A health care technician points to computer screens near a cardiac cath machine.
A technician works in a cardiac cath lab. Photo: Jeff Gritchen/Digital First Media/Orange County Register via Getty Images

A new draft health care bill, released today in the Senate, would aim to build a better database of real-world records about health care costs.

Details: The federal government would pay a nonprofit $95 million over 6 years to build a database of medical claims, showing how much employers and insurers actually paid for care. Employers' claims data has long been considered a black box.

The nonprofit would have to produce reports, abide by strict protocols to keep the data secure and private, and make the data available to any company, researcher or entity who requests access, according to the draft bill text.

Driving the news: Employers have told legislators they want more access to this kind of data to make better purchasing decisions and see where they are overspending, and these kinds of claims databases have support across the political spectrum.

  • UnitedHealthcare's decision to stop providing data to the Health Care Cost Institute earlier this year served as an extra impetus to include this provision, according to a Senate staffer.

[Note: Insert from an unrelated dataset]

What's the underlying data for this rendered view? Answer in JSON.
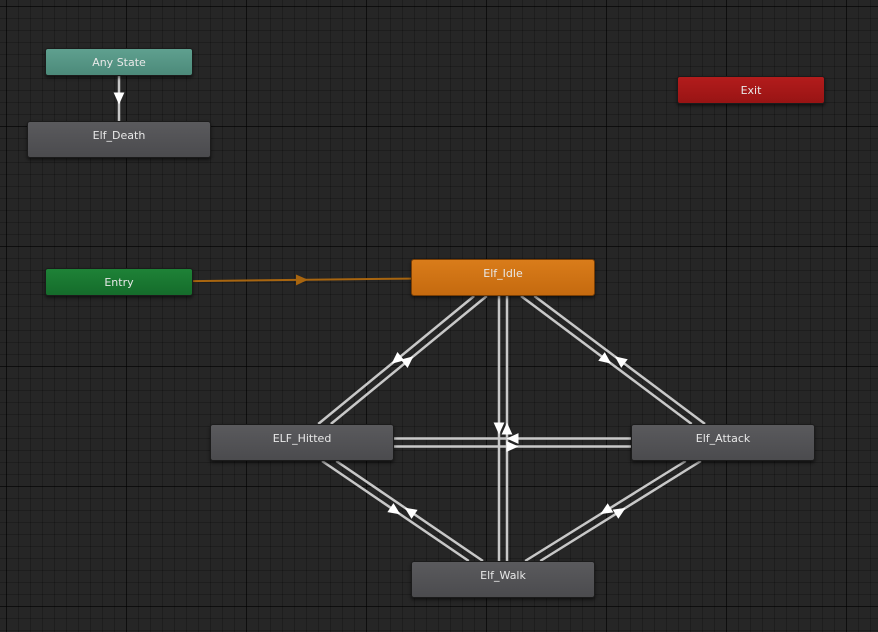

What we're watching: Hospitals and other providers likely won't be fans of this idea. They've benefited from keeping true prices hidden.